WORK REQUEST ▸ In the data below, find every line that has the string "ShipTrack", and copy it.

EXTRACTED ENTRIES ▸

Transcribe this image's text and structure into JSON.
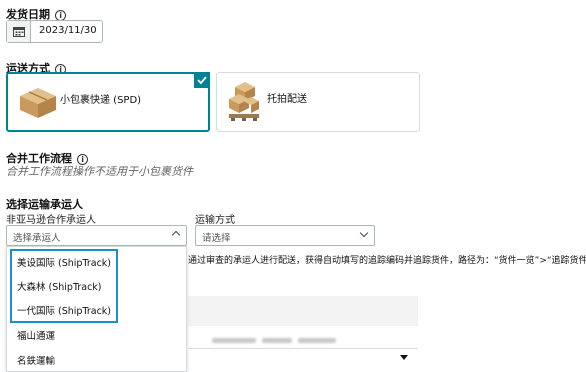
{
  "ship_date": {
    "label": "发货日期",
    "value": "2023/11/30"
  },
  "shipping_method": {
    "label": "运送方式",
    "options": [
      {
        "label": "小包裹快递 (SPD)",
        "selected": true
      },
      {
        "label": "托拍配送",
        "selected": false
      }
    ]
  },
  "merge_workflow": {
    "label": "合并工作流程",
    "hint": "合并工作流程操作不适用于小包裹货件"
  },
  "carrier": {
    "section_label": "选择运输承运人",
    "partner_label": "非亚马逊合作承运人",
    "partner_placeholder": "选择承运人",
    "method_label": "运输方式",
    "method_placeholder": "请选择",
    "info_text": "通过审查的承运人进行配送，获得自动填写的追踪编码并追踪货件，路径为：“货件一览”>“追踪货件”。",
    "dropdown_options": [
      "美设国际 (ShipTrack)",
      "大森林 (ShipTrack)",
      "一代国际 (ShipTrack)",
      "福山通運",
      "名鉄運輸"
    ]
  },
  "colors": {
    "accent": "#008296",
    "highlight_border": "#1a8fc9"
  }
}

ANSWER TO THIS TASK ▸
      "美设国际 (ShipTrack)",
      "大森林 (ShipTrack)",
      "一代国际 (ShipTrack)",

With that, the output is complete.